Breathing can be assisted mechanically for people who have spontaneous but weak breathing or for people who cannot breathe on their own. Mechanical ventilation (MV), or assisted ventilation, can be used on a short-term or long-term basis, depending on the individual's medical needs.
Short-term use of MV generally occurs in a hospital ICU, e.g., during an acute illness or during and after an operation, until an individual can breathe unassisted. In the ICU, MV can be delivered noninvasively through a face or nasal mask, but is usually delivered by an endotracheal tube placed in the mouth and down the throat (intubation).  

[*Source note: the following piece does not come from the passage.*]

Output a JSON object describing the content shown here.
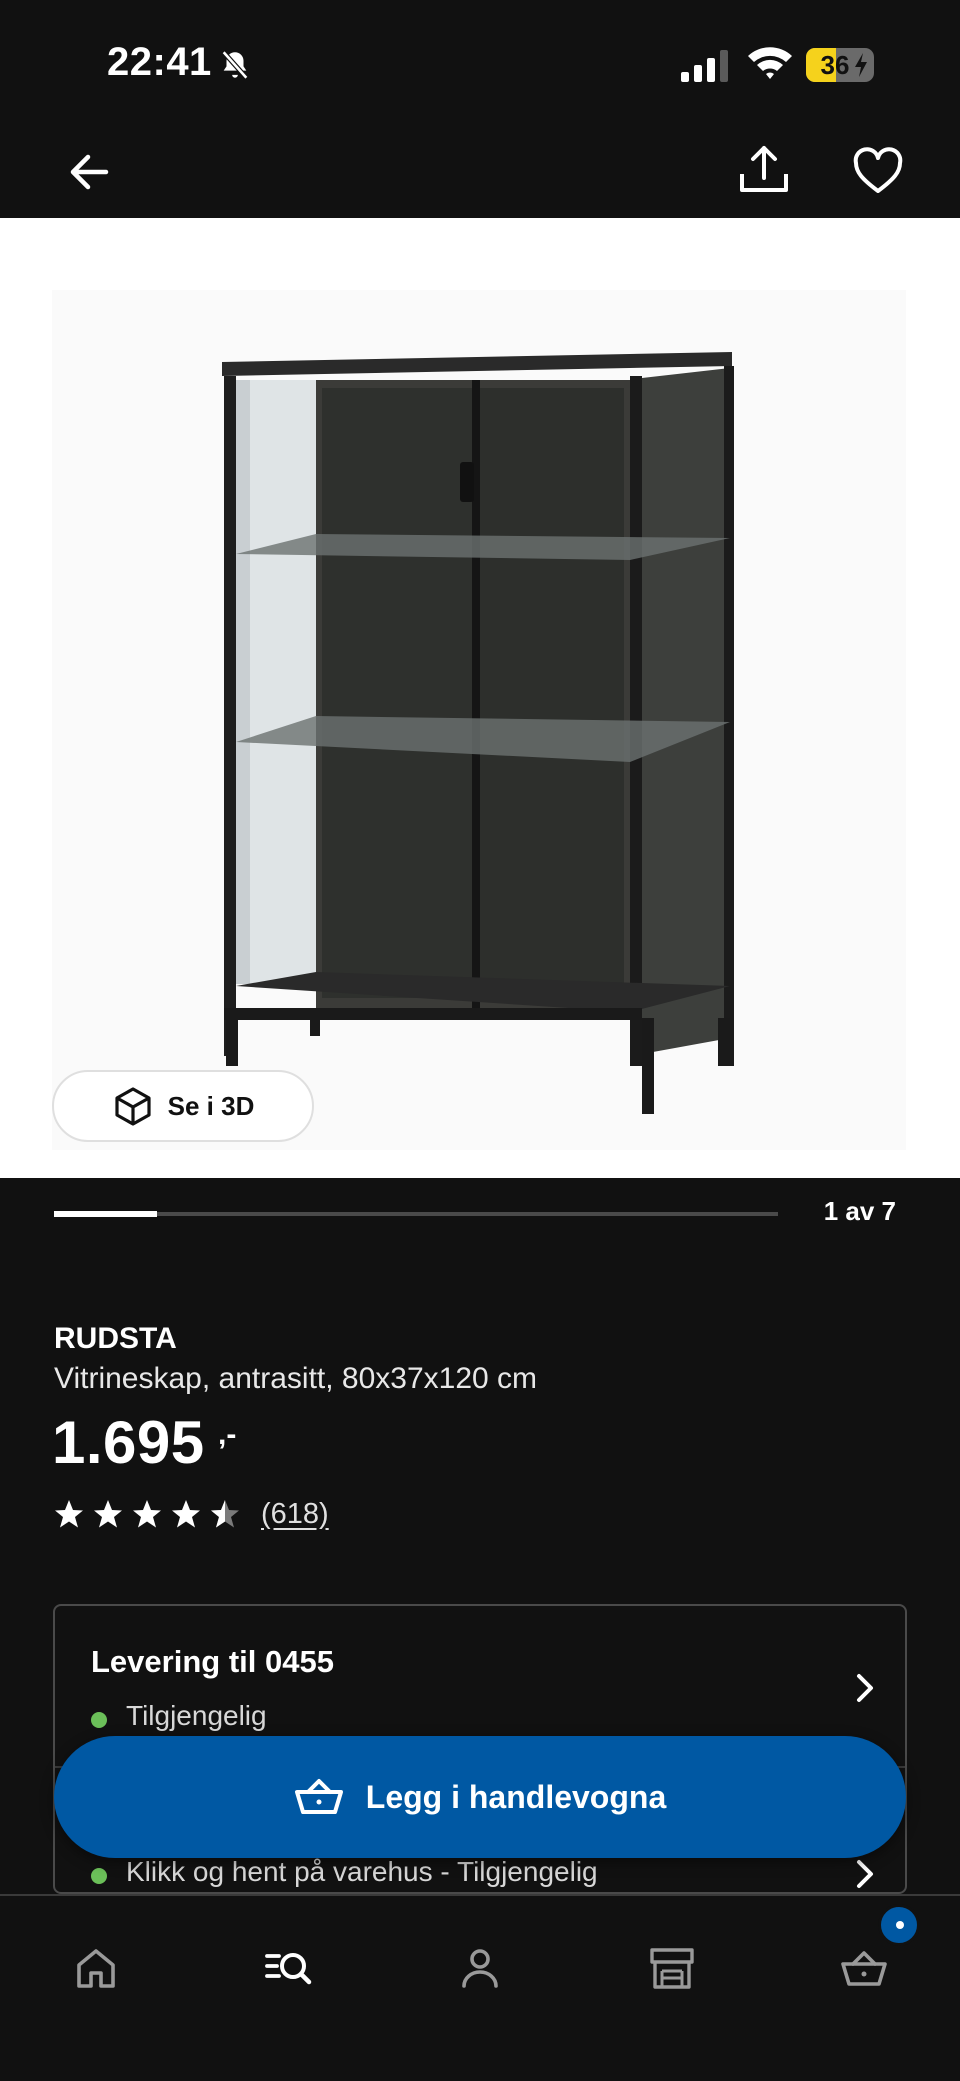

In some cases, short-term use of MV in the hospital turns into longer-term use. Generally, if an individual has been intubated for an extended period, such as two or three weeks, a tracheotomy is performed. This is a surgical procedure that creates an opening in the neck to the windpipe. A plastic or metal tracheostomy tube is placed into the windpipe through this opening. The individual relies on air delivered by a machine through the tracheostomy tube rather than through a tube inserted into the nose or mouth and into the windpipe. When the person becomes medically stable, but still needs to use tracheostomy ventilation, he or she is usually discharged from the hospital to a skilled nursing facility or to home care if feasible. Eventually, the individual may be able to breathe unassisted or to be converted to noninvasive ventilation.